That said, you may be astounded by the amount of relevant information from your DNA test. Prepare for a world of Jewish family to open up to you.
Frequently Asked Questions (FAQs)
Can I trust the results from my DNA Testing Kit?
To a degree, yes. However, as more and more people perform DNA tests, the more accurate the information becomes. Over time, these results become more refined, more relevant and eventually reach the place of being completely factual. Until such a time, be willing to find additional verification if the results don’t make sense to you.
What other factors play a part in confusing DNA results?
Surname changes and name changes confuse results and make the process of linking family trees challenging.
What are DNA haplogroups?
Haplogroups are small groups of haplotypes, genetic determinants that are found on a single chromosome. In Jewish lineages, for example, specific haplotypes relate to Ashkenazi Jews, but not to others.
When haplogroups are applied to your searches, you can find detailed information about where your Jewish family came from. Sometimes, knowing information about your specific haplotypes will aid you in finding your lineage.
With the numerous DNA tests available today, it’s easier than ever to find out about your forgotten family line and the surnames and ethnicities that are a part of your history. The more Jewish ancestry research you’re willing to do, the more accurate the information you’re bound to find.
The process of discovering this information can be liberating, but never let it define you. You are more than the sum of your past and your forefathers. Take information from as many different sources as you can. This often gives you the highest chance of finding the most accurate facts.
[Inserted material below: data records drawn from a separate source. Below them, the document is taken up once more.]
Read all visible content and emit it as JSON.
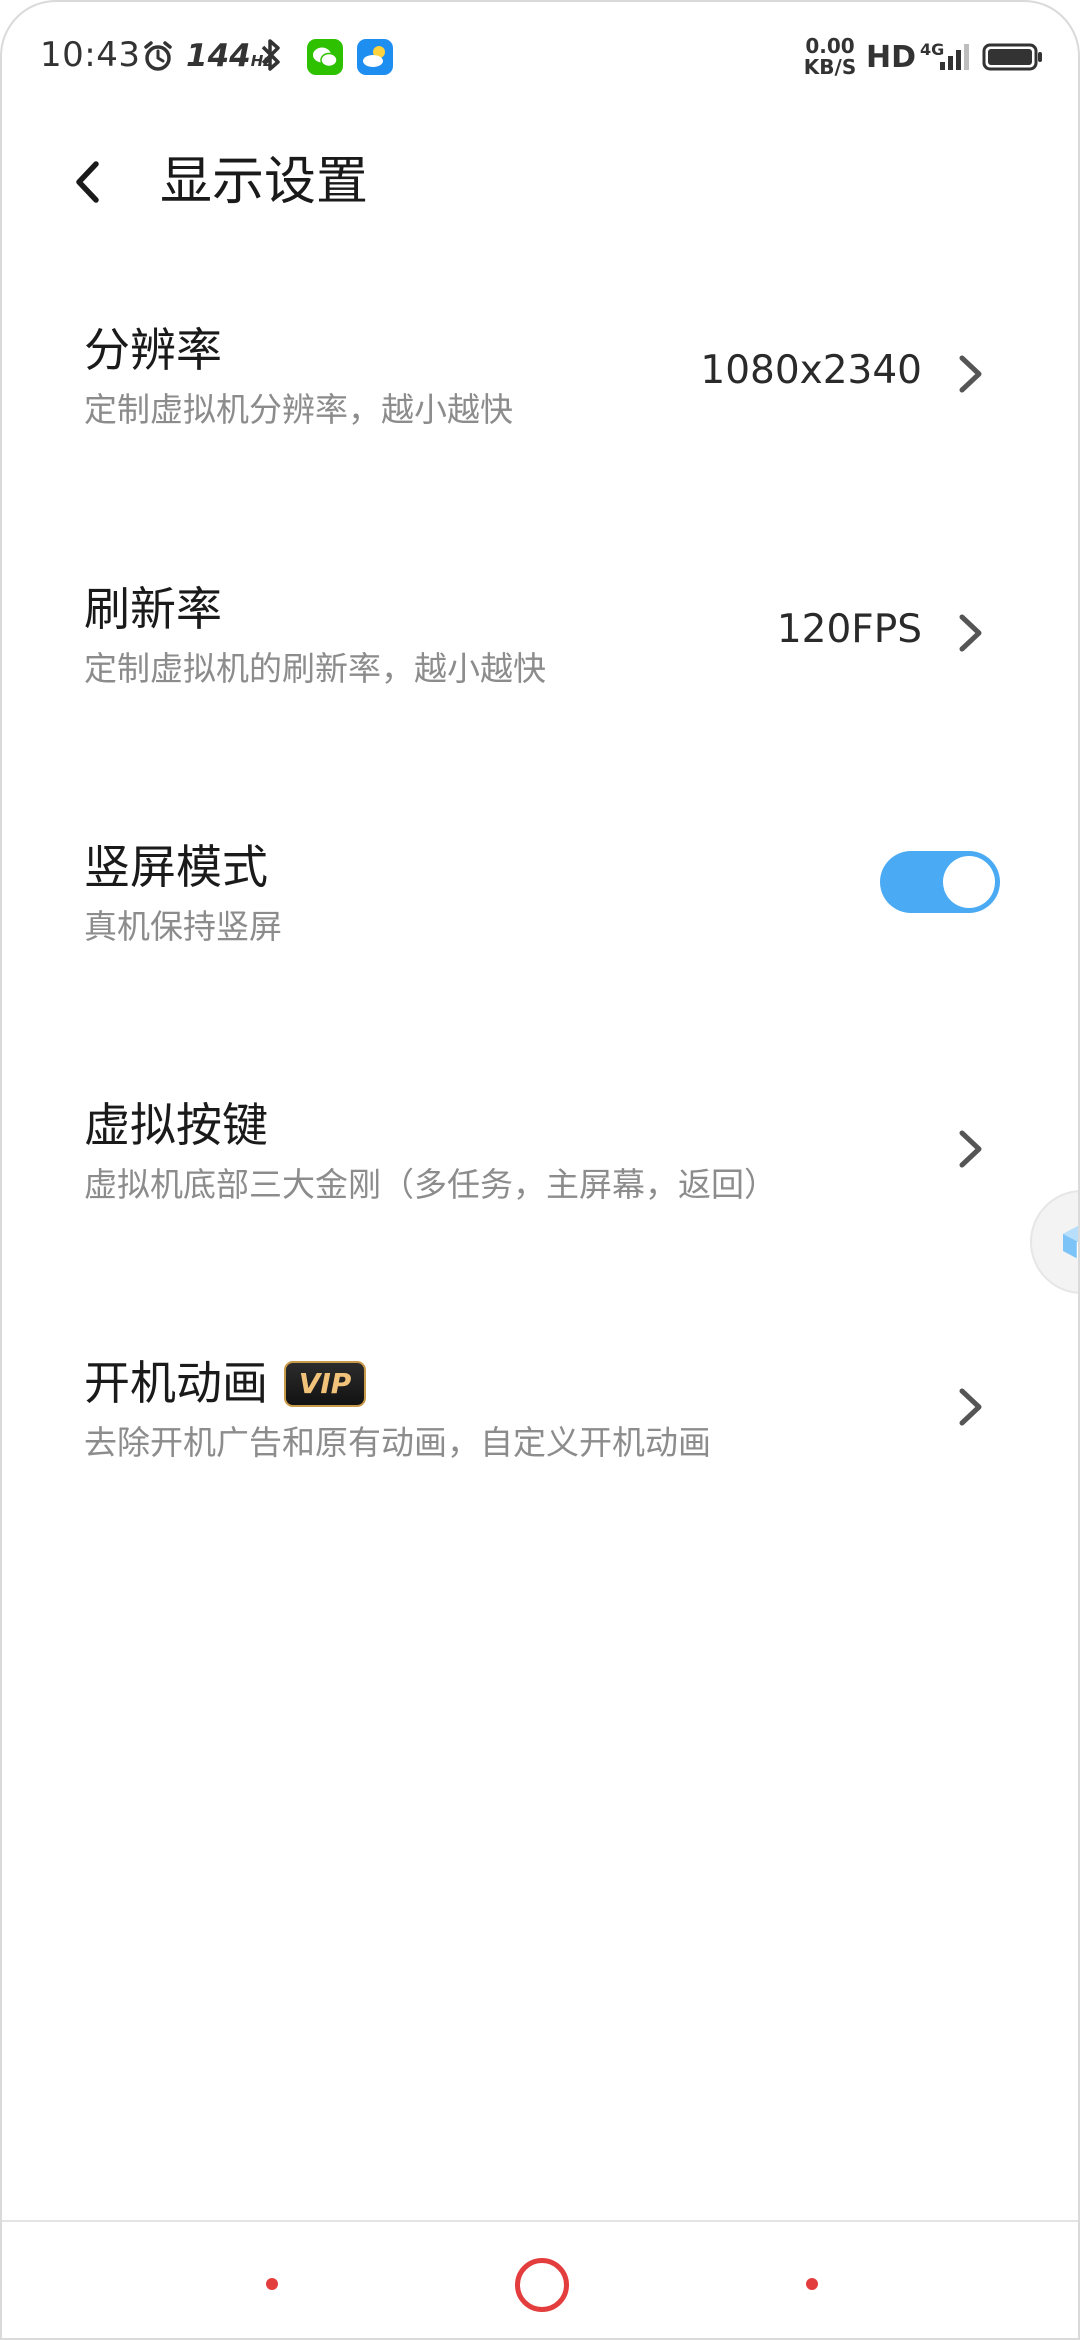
{
  "status_bar": {
    "time": "10:43",
    "refresh_rate": "144",
    "refresh_unit": "Hz",
    "net_speed_value": "0.00",
    "net_speed_unit": "KB/S",
    "hd_label": "HD",
    "network_type": "4G",
    "icons": [
      "alarm-icon",
      "bluetooth-icon",
      "wechat-icon",
      "weather-icon",
      "signal-icon",
      "battery-icon"
    ]
  },
  "header": {
    "title": "显示设置",
    "back_icon": "chevron-left-icon"
  },
  "settings": {
    "resolution": {
      "title": "分辨率",
      "subtitle": "定制虚拟机分辨率，越小越快",
      "value": "1080x2340"
    },
    "refresh": {
      "title": "刷新率",
      "subtitle": "定制虚拟机的刷新率，越小越快",
      "value": "120FPS"
    },
    "portrait": {
      "title": "竖屏模式",
      "subtitle": "真机保持竖屏",
      "enabled": true
    },
    "virtual_keys": {
      "title": "虚拟按键",
      "subtitle": "虚拟机底部三大金刚（多任务，主屏幕，返回）"
    },
    "boot_animation": {
      "title": "开机动画",
      "badge": "VIP",
      "subtitle": "去除开机广告和原有动画，自定义开机动画"
    }
  },
  "colors": {
    "accent": "#4aaaf3",
    "nav_red": "#e43d3d",
    "vip_gold": "#f1c27a"
  }
}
Enjoy the journey into piecing your family tree together through exploring your DNA.